The Buzz: This Week in Africa
At the close of this week Brent Crude is trading at $45.66 per barrel, WTI at $44.42 per barrel and natural gas at $2.64 per million BTU (end of day, November 10, 2016). Here are AOP’s top five stories from the last seven days.
Ophir and OneLNG establish JOC to develop Fortuna
Ophir Holdings & Ventures has signed a shareholders’ agreement with OneLNG to establish a joint operating company to develop the Fortuna project in Equatorial Guinea, according to a press release. The agreement and final investment decision are still subject to approval by the shareholders of Ophir and the government of Equatorial Guinea.
The move comes after Schlumberger backed out of the project in June. The FID is expected in 2017 on the $2 billion floating LNG project, with first gas expected in 2020. According to the agreement, Ophir will have a 33.8 percent stake in the JOC and OneLNG would have a 66.2 percent ownership. Ophir Holdings & Ventures is a subsidiary of Ophir Energy, and OneLNG is a joint venture between subsidiaries of Golar LNG, which is developing the floating LNG unit, and Schlumberger.
Somalia to launch bidding round
Somalia expects to launch its first oil block bidding round in the second quarter of 2017, officials announced at the Africa Oil week conference in Cape Town. 2D seismic data indicates that oil is the most promising prospect, not gas. The seismic survey, conducted by Spectrum, covered 20,566 kilometers. Data sets and other resources should be available for interested investors in March 2017, in order to prepare for the bidding on the blocks, according to Oil Review Africa.
The government has invested heavily in the Somalia’s legal and regulatory framework in an attempt to attract investors to the round — including amending the petroleum code, developing a new PSA model and creating a downstream law with the assistance of the African Development Bank and the World Bank.
Third FPSO set to arrive in Ghana
A floating, production, storage and offloading vessel headed to the Sankofa Gye Nyame field in Ghana is expected to arrive in March 2017, after work on the vessel is complete and subsea infrastructure is installed. The installation of a third FPSO in Ghana is expected to increase the country’s electricity supply by 50 percent, according to BFTonline.com. When the $6 billion Sankofa Gye Nyame Oil and Gas project comes online, it should deliver some 170 million scf of gas per day for the next 30 years.
ENI is the lead operator for the project, holding a 47.2 percent interest, and Vitol holds 37.8 percent. GNPC holds a 15 percent carried interest and 5 percent additional interest.
Tullow Oil posts positive results
Tullow Oil posted $30 million in profits for the first half of 2016, compared to a loss of $68 million during 2015. The company is on track to pay down and refinance debts in 2017, said CEO Aidan Heavy in a statement.
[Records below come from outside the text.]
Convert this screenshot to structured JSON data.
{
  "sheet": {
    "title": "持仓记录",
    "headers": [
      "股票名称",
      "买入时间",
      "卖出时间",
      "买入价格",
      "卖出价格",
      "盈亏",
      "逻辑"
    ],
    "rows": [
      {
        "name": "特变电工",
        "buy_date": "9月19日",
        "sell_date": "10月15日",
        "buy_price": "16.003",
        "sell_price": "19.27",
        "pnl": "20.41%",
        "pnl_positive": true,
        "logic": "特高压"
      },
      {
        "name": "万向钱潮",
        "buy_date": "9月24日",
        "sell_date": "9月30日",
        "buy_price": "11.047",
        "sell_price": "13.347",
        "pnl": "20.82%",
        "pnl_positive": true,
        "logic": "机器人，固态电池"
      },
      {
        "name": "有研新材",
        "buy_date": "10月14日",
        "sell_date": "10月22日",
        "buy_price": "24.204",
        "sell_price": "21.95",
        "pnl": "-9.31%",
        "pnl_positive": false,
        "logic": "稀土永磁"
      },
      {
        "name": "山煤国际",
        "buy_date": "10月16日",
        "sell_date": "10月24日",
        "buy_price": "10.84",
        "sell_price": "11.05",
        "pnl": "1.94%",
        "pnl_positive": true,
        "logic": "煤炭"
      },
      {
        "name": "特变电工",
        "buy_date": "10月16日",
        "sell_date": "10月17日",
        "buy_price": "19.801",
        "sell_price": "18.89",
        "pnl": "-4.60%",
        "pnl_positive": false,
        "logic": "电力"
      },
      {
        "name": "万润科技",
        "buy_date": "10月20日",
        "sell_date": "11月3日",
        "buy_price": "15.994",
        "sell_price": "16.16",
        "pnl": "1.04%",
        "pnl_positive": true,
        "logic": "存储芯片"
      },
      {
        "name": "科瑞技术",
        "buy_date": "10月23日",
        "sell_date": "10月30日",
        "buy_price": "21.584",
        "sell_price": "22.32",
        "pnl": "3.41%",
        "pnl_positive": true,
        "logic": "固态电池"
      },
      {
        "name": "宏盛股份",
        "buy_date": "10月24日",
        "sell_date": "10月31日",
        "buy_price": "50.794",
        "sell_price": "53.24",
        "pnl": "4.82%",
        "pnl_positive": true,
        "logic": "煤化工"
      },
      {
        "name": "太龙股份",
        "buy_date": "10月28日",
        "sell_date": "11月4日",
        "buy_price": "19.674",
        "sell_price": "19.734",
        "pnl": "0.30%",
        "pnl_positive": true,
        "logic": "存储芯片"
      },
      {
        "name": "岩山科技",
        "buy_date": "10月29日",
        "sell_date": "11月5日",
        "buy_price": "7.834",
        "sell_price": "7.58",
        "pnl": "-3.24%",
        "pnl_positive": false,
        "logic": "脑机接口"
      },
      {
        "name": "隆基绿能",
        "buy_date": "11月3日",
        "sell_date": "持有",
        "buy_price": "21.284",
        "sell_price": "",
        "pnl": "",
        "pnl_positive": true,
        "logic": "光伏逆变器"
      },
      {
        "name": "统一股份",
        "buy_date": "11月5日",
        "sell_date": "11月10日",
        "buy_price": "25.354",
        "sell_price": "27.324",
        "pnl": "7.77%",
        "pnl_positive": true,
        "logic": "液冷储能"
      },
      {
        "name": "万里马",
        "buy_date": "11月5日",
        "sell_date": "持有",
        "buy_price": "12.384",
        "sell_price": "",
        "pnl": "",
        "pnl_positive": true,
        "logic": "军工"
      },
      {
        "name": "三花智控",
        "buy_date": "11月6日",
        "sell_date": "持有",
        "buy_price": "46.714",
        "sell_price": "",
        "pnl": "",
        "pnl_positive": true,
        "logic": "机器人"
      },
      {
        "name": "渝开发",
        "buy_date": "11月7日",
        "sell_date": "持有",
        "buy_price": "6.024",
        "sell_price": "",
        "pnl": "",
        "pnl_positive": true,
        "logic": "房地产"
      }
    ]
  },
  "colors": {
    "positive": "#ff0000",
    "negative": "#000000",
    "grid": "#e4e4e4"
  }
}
The company is cutting its capital spending plan by 10 percent, down to $900 million, and said its output in West Africa has decreased by 3 percent to 62,000 boepd.
Though cuts throughout the industry are expected to continue in the short-term, several companies are emerging as leaner but more efficient in 2016/2017.
Sasol on the hunt for hydrocarbons deals
South Africa-based Sasol is looking for deals in a low oil and gas price environment, said John Sichinga, the senior vice-president of Sasol Exploration and Production International, according to IOL. Sichinga stated that cheaper oil and gas prices present an opportunity, and that the Sasol is looking for proven hydrocarbons basins, and access to infrastructure, markets and a skilled workforce as part of its investment strategy. Sasol is undertaking an exploration campaign in Mozambique, with two wells drilled in October and 13 wells expected to be drilled in total. Gas from the first phase of the PSA is allocated to a 400 MW power plant near Inhassoro.